Every record below should be printed exactly as it appears.

Data for review >>
□ □ □ □

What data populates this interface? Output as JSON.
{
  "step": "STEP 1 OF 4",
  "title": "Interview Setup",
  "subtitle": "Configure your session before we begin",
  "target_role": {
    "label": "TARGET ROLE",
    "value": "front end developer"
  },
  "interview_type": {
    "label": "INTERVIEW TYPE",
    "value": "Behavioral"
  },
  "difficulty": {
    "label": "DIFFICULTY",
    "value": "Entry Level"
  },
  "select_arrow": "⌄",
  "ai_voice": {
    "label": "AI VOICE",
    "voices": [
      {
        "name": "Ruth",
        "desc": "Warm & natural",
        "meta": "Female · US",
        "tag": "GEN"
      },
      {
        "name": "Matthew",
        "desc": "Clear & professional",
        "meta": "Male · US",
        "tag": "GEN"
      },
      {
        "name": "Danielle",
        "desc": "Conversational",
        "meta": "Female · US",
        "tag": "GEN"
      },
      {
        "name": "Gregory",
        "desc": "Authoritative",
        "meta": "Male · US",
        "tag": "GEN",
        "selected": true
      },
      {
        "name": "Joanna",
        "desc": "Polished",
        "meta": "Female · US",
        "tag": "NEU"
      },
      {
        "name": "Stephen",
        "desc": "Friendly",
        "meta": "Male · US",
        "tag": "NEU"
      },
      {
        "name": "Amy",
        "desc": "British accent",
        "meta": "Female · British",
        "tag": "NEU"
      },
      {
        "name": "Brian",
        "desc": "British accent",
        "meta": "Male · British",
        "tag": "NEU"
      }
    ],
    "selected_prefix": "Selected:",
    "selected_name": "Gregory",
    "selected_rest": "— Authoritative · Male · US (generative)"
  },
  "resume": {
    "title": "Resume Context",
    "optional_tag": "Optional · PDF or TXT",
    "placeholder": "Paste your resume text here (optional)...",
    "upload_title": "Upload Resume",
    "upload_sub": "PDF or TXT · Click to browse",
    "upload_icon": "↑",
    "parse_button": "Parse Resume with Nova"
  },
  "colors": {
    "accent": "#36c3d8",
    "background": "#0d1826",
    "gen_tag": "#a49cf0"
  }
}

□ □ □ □

Solution for this exercise >>
What data populates this interface? Output as JSON.
{
  "step": "STEP 1 OF 4",
  "title": "Interview Setup",
  "subtitle": "Configure your session before we begin",
  "target_role": {
    "label": "TARGET ROLE",
    "value": "front end developer"
  },
  "interview_type": {
    "label": "INTERVIEW TYPE",
    "value": "Behavioral"
  },
  "difficulty": {
    "label": "DIFFICULTY",
    "value": "Entry Level"
  },
  "select_arrow": "⌄",
  "ai_voice": {
    "label": "AI VOICE",
    "voices": [
      {
        "name": "Ruth",
        "desc": "Warm & natural",
        "meta": "Female · US",
        "tag": "GEN"
      },
      {
        "name": "Matthew",
        "desc": "Clear & professional",
        "meta": "Male · US",
        "tag": "GEN"
      },
      {
        "name": "Danielle",
        "desc": "Conversational",
        "meta": "Female · US",
        "tag": "GEN"
      },
      {
        "name": "Gregory",
        "desc": "Authoritative",
        "meta": "Male · US",
        "tag": "GEN",
        "selected": true
      },
      {
        "name": "Joanna",
        "desc": "Polished",
        "meta": "Female · US",
        "tag": "NEU"
      },
      {
        "name": "Stephen",
        "desc": "Friendly",
        "meta": "Male · US",
        "tag": "NEU"
      },
      {
        "name": "Amy",
        "desc": "British accent",
        "meta": "Female · British",
        "tag": "NEU"
      },
      {
        "name": "Brian",
        "desc": "British accent",
        "meta": "Male · British",
        "tag": "NEU"
      }
    ],
    "selected_prefix": "Selected:",
    "selected_name": "Gregory",
    "selected_rest": "— Authoritative · Male · US (generative)"
  },
  "resume": {
    "title": "Resume Context",
    "optional_tag": "Optional · PDF or TXT",
    "placeholder": "Paste your resume text here (optional)...",
    "upload_title": "Upload Resume",
    "upload_sub": "PDF or TXT · Click to browse",
    "upload_icon": "↑",
    "parse_button": "Parse Resume with Nova"
  },
  "colors": {
    "accent": "#36c3d8",
    "background": "#0d1826",
    "gen_tag": "#a49cf0"
  }
}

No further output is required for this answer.